[PROVIDED DATA Boundary: Start]

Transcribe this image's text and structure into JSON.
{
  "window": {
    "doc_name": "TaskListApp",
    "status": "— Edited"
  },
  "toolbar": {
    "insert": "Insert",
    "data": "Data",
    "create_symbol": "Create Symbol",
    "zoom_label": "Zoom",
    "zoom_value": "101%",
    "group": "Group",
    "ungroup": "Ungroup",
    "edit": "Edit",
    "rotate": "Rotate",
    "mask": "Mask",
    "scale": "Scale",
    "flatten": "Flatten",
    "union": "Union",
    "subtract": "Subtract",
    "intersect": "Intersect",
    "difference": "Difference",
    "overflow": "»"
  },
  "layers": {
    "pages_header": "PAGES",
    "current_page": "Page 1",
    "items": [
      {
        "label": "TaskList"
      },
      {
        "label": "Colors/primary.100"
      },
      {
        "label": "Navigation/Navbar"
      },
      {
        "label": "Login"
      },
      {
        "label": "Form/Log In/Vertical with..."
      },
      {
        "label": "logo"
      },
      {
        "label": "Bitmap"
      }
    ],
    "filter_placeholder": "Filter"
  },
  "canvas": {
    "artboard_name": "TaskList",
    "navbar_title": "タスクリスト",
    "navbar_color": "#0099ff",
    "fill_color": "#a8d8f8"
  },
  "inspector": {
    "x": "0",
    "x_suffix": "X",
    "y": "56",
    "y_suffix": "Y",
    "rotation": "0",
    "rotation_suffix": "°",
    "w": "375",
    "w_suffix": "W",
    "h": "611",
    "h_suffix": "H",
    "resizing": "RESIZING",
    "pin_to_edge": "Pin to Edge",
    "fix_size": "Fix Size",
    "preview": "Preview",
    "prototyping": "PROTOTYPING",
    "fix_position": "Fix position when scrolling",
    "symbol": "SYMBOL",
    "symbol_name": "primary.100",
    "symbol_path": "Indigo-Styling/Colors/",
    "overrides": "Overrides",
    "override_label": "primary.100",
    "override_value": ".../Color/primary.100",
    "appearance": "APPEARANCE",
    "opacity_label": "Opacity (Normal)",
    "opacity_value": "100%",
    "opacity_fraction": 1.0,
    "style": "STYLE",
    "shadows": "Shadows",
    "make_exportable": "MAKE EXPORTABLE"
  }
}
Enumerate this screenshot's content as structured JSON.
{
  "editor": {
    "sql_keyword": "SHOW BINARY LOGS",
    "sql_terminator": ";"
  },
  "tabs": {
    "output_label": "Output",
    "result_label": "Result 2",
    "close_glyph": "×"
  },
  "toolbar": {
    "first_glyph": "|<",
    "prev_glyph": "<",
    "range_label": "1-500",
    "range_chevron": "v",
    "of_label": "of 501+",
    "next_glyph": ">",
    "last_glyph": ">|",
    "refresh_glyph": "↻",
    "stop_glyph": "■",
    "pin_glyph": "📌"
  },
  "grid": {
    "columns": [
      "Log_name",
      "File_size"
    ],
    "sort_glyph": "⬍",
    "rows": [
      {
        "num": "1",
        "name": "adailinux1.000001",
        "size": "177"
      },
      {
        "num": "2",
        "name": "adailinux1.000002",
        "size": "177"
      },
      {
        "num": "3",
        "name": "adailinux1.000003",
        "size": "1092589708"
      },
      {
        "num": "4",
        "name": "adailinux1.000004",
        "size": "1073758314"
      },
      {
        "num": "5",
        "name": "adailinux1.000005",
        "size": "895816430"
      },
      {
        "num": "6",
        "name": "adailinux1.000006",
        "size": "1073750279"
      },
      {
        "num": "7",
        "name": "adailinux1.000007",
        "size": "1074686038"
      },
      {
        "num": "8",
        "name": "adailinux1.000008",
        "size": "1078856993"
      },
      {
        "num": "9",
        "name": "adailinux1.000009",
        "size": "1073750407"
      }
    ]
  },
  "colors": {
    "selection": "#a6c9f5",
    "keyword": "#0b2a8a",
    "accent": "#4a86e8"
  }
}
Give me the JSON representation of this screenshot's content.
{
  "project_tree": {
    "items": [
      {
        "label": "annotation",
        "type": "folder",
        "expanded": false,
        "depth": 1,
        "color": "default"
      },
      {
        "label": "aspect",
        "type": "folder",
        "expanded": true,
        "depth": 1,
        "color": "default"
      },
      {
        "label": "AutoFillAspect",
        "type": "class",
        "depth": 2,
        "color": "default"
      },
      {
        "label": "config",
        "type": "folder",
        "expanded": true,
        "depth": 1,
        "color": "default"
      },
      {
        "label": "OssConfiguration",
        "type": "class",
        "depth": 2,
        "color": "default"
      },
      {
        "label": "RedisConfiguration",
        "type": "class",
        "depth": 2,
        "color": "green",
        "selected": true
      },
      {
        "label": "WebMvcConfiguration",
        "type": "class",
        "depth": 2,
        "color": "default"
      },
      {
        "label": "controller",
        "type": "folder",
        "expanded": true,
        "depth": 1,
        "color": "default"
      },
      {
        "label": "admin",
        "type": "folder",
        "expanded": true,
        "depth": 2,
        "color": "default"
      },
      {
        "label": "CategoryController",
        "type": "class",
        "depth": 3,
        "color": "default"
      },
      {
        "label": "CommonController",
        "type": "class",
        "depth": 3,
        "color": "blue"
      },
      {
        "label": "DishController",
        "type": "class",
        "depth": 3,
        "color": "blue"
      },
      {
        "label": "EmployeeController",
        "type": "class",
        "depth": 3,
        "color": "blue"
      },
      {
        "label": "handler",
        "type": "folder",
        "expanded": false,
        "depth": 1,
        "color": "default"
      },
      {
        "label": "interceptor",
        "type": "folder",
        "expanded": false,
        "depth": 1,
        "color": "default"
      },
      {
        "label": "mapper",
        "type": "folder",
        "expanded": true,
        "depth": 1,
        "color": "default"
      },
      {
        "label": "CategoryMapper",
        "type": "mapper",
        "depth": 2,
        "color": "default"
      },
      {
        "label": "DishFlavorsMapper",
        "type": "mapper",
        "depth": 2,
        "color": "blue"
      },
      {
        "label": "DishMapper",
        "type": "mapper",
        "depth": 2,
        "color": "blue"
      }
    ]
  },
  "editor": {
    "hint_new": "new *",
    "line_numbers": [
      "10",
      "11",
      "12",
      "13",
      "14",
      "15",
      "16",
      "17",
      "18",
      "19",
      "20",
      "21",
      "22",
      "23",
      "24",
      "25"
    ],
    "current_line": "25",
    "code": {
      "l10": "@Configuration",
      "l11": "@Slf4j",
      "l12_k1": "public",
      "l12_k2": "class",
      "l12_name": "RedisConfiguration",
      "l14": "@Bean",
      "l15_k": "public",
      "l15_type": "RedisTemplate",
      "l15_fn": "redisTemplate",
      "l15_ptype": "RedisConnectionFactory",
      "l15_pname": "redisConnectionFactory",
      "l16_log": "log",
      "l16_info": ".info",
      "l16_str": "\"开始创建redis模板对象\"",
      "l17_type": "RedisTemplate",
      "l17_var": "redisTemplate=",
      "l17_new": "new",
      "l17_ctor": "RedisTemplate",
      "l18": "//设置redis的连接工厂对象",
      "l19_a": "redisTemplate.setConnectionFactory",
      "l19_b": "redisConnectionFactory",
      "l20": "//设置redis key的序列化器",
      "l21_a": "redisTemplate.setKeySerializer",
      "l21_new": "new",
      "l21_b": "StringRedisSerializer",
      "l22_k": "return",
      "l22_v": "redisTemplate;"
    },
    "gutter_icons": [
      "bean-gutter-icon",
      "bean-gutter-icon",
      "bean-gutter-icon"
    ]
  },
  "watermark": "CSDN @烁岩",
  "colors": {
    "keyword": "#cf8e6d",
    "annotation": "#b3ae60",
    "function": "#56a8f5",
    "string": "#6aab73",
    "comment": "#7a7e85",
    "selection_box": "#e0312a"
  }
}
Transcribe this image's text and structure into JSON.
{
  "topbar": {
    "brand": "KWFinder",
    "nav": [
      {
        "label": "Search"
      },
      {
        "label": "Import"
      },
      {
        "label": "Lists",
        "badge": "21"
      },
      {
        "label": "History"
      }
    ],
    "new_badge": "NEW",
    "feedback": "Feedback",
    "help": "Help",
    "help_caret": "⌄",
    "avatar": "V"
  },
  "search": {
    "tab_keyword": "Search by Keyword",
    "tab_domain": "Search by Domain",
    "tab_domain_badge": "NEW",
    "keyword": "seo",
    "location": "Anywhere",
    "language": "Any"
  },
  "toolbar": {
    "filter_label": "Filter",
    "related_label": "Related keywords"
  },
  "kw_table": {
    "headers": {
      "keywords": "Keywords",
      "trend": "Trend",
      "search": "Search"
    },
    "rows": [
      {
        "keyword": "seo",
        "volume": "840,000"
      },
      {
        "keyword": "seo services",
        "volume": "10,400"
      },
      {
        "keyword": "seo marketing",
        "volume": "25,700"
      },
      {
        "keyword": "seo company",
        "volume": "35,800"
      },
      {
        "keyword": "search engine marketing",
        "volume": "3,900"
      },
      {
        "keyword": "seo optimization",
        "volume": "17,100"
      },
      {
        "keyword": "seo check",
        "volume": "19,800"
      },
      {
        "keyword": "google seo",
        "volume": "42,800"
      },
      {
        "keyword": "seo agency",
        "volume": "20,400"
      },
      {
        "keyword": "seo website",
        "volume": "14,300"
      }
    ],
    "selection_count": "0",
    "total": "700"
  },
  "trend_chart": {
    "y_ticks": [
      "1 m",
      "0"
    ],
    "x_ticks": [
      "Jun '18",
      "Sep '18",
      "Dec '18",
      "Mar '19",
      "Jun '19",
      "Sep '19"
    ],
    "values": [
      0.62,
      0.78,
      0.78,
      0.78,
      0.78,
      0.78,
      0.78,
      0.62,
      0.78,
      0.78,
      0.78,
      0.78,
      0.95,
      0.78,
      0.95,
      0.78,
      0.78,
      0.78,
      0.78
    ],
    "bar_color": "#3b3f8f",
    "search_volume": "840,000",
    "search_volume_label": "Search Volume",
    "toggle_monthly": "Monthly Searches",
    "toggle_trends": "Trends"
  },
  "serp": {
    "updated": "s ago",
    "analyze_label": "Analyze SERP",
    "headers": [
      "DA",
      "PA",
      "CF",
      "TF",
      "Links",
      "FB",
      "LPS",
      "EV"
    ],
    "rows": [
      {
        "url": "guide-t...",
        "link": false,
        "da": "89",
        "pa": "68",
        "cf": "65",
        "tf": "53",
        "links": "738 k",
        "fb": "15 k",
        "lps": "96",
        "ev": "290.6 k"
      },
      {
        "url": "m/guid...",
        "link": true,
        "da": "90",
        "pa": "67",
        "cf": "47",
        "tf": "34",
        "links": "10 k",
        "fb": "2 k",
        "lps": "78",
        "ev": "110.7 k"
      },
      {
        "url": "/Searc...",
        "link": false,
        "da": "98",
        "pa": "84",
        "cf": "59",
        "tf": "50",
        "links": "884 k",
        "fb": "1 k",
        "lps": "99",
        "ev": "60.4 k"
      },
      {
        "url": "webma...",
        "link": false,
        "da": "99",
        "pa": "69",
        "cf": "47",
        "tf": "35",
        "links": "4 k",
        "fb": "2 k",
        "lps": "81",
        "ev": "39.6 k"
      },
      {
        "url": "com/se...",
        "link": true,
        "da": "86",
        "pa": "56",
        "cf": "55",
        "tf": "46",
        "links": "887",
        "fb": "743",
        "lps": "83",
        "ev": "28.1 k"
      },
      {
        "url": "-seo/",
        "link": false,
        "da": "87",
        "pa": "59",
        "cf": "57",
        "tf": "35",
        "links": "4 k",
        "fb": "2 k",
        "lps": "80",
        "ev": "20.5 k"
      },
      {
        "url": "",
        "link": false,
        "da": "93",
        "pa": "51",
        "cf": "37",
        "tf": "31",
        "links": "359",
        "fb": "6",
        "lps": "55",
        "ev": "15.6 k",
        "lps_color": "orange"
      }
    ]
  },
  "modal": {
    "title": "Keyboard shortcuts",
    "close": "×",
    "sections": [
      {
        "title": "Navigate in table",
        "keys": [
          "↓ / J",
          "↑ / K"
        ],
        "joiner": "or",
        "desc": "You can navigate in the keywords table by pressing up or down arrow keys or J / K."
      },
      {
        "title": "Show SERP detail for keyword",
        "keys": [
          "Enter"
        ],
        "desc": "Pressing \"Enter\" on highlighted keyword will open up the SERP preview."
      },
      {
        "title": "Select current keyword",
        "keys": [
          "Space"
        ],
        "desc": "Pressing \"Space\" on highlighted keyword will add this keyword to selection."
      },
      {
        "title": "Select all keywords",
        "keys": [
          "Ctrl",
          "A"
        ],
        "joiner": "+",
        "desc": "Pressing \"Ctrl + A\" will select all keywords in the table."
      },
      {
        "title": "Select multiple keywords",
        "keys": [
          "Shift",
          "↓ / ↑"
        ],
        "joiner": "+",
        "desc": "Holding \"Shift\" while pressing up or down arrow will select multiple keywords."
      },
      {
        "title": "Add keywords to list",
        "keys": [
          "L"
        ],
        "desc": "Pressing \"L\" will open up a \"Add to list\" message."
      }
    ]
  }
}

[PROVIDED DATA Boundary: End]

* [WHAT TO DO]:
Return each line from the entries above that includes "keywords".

* [ANSWER BELOW]:
    "related_label": "Related keywords"
      "keywords": "Keywords",
        "desc": "You can navigate in the keywords table by pressing up or down arrow keys or J / K."
        "title": "Select all keywords",
        "desc": "Pressing \"Ctrl + A\" will select all keywords in the table."
        "title": "Select multiple keywords",
        "desc": "Holding \"Shift\" while pressing up or down arrow will select multiple keywords."
        "title": "Add keywords to list",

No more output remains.